HOMESTEAD, Fla. -- Even in the moments Chris Buescher was celebrating his NASCAR XFINITY Series title Saturday night, his team owner Jack Roush was suggesting that the newly-crowned champion might end up in the Sprint Cup Series in 2016. The only question seemed to be whether it would be a full-time ride or a part-time gig. "We're still not sure what his arrangement is going to be next year,'' Roush said. "He will be involved in a Cup car to some extent, but whether it's a part ‑ time program or a full program, we're still in the midst of finalizing the conditions today. "We've got a number of possibilities, but we're not ready to announce that today." While Roush is still securing details, it was all news to Buescher. Reporters told Buescher of Roush's comments -- made before the driver came into the deadline media room at Homestead-Miami Speedway -- but the newly crowned champ wasn't ready to confirm a change beyond his intent to run a full XFINITY schedule in 2016. Buescher made six Cup starts this season in the Front Row Motorsports No. 34 Ford with a best finish of 20th at Fontana. "So I've been clear, I'm not in a rush,'' Buescher, 23, said Saturday after celebrating his XFINITY Series title. "If it comes around -- and that's the first I've heard of that, by the way -- so it's kind of like the radio interview where Jack said something four months ago and I found out from my dad. "But you know, if that's what it brings, then I'll do my best to prepare for it and be ready, and if not, we'll go try and double up on these XFINITY championships. "Right now we're living in the moment, and that's a big weight off our shoulders.

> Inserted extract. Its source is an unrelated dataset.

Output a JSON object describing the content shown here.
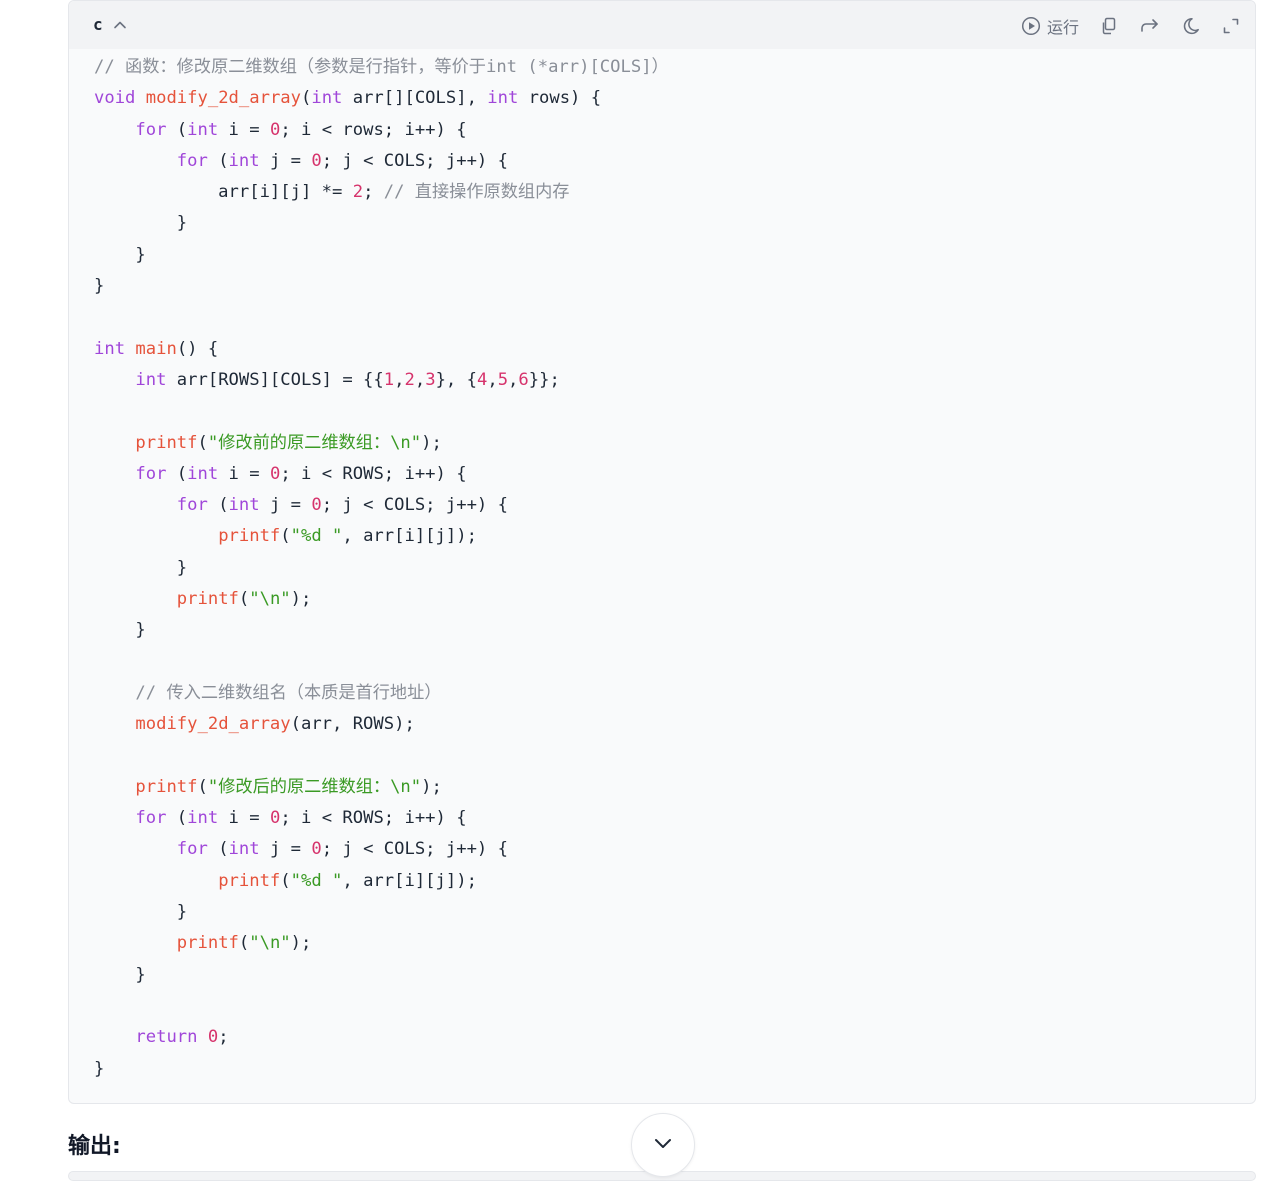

We get to calm down a little bit, get to celebrate, get to enjoy the banquet, going to do some offshore fishing while we're down here in Florida, and get ready for 2016."